And yet it’s not entirely without moments of enjoyment. Its outsized set pieces show some gonzo imagination, recalling the spirit of Hannibal’s Rube Goldberg plans and the TV show’s weekly MacGyver moments (hey, no sense getting all tribal about pop-culture colloquialisms). There’s a sequence in Iraq involving a cargo container and a lot of airbags, and another involving a falling tank, that show creative panache going beyond standard-issue mindless action. Director Joe Carnahan makes some creative choices that pay off, including cutting back and forth between the team planning the op and actually carrying it out. Of course half the time the action is edited to heck, so you can’t tell what’s going on, which is par for the course these days.

The casting is surprisingly effective. Liam Neeson, following up his action-hero turn in Taken, is less blithe than I remember George Peppard, but he’s got a similar hardness and commanding presence, and he growls the famous line with conviction. (“The plan” here becomes at times an existential reality: “I don’t believe in chance,” Hannibal says at one point. “No matter how random things seem, there is still a plan.”)

District 9’s talented Sharlto Copley, intermittently hiding his South African accent with a Texas drawl, matches Dwight Schultz’s nuttiness with enjoyable aplomb, never more so than seguing from a Blue Man Group gag to a Braveheart riff. Perhaps the biggest surprise is mixed martial artist Quentin “Rampage” Jackson as the second coming of Mr. T; I totally accept him as B.A. Only Bradley Cooper seems miscast in a role that Dirk Benedict owned: Cooper’s too much testosterone and not enough suaveness.

In a word, the movie benefits from a genuine nostalgia for the TV show. This does not go without saying. Some TV show adaptations, such as The Dukes of Hazzard or The Brady Bunch Movie, seem to exude contempt or at best incomprehension regarding their source material. I like the freeze-frames in the opening intros, the snatches of the theme song and the unexpected ways in which the show’s heritage crops up, such as the two words B.A. has tattooed on the knuckles of each hand.
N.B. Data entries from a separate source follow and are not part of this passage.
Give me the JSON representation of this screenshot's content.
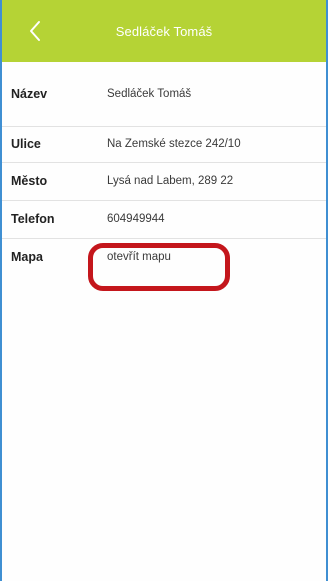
{
  "header": {
    "title": "Sedláček Tomáš",
    "back_icon": "chevron-left-icon"
  },
  "details": [
    {
      "key": "nazev",
      "label": "Název",
      "value": "Sedláček Tomáš"
    },
    {
      "key": "ulice",
      "label": "Ulice",
      "value": "Na Zemské stezce 242/10"
    },
    {
      "key": "mesto",
      "label": "Město",
      "value": "Lysá nad Labem, 289 22"
    },
    {
      "key": "telefon",
      "label": "Telefon",
      "value": "604949944"
    },
    {
      "key": "mapa",
      "label": "Mapa",
      "value": "otevřít mapu"
    }
  ],
  "colors": {
    "header_bg": "#b5d335",
    "highlight": "#c4161c",
    "frame_border": "#3f8fd2"
  }
}
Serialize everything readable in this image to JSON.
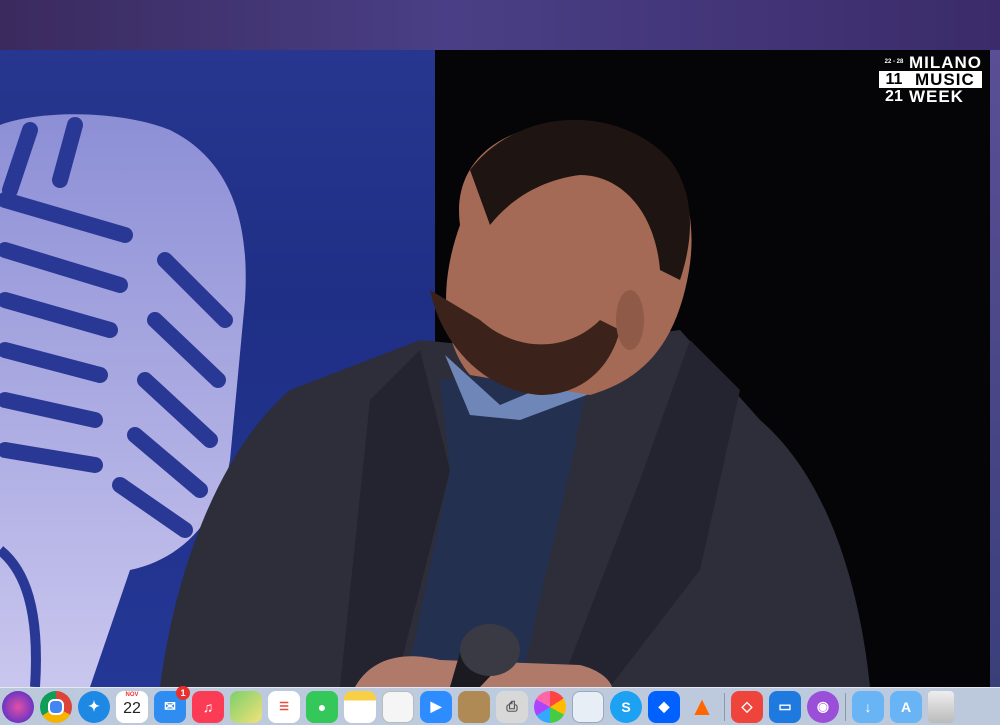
{
  "logo": {
    "dates": "22 - 28",
    "month": "11",
    "year": "21",
    "line1": "MILANO",
    "line2": "MUSIC",
    "line3": "WEEK"
  },
  "dock": {
    "calendar_month": "NOV",
    "calendar_day": "22",
    "mail_badge": "1",
    "items": [
      "siri-icon",
      "chrome-icon",
      "safari-icon",
      "calendar-icon",
      "mail-icon",
      "music-icon",
      "maps-icon",
      "reminders-icon",
      "messages-icon",
      "notes-icon",
      "textedit-icon",
      "zoom-icon",
      "contacts-icon",
      "printer-icon",
      "photos-icon",
      "preview-icon",
      "skype-icon",
      "dropbox-icon",
      "vlc-icon",
      "anydesk-icon",
      "keynote-icon",
      "podcasts-icon",
      "downloads-folder-icon",
      "applications-folder-icon",
      "trash-icon"
    ]
  },
  "colors": {
    "backdrop": "#27368e",
    "stage": "#050507",
    "dock": "#c8d7e6"
  }
}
The A-Team is an origin story of sorts. Initially I found the opening disorienting, with the A-Team members all up to something or other in or near Mexico, but not all on the same page. In fact, they don’t all know each other. Then the movie fast-forwards to Iraq, with the whole team working together, and I realized they’re doing the whole “crime they didn’t commit” thing. The movie even explains the origins of B.A.’s fear of flying.

When all is said and done, the door is theoretically open to sequels in the mode of the TV show. The problem with this A-Team as origin story is much the same as the problem with the recent Robin Hood movie: The scale of the plot is so outsize that the heroes’ traditional adventures seem anticlimactic by comparison. After international intrigues over stolen U.S. Mint printing plates, battling the CIA and all, the A-Team is going to settle down to helping needy clients facing local bullies and such?

P.S. What is with the entirely gratuitous line in which a murderous Mexican thug laughing says “I’m such a bad Catholic”? Not that it’s not accurate, but why bring religion into it at all?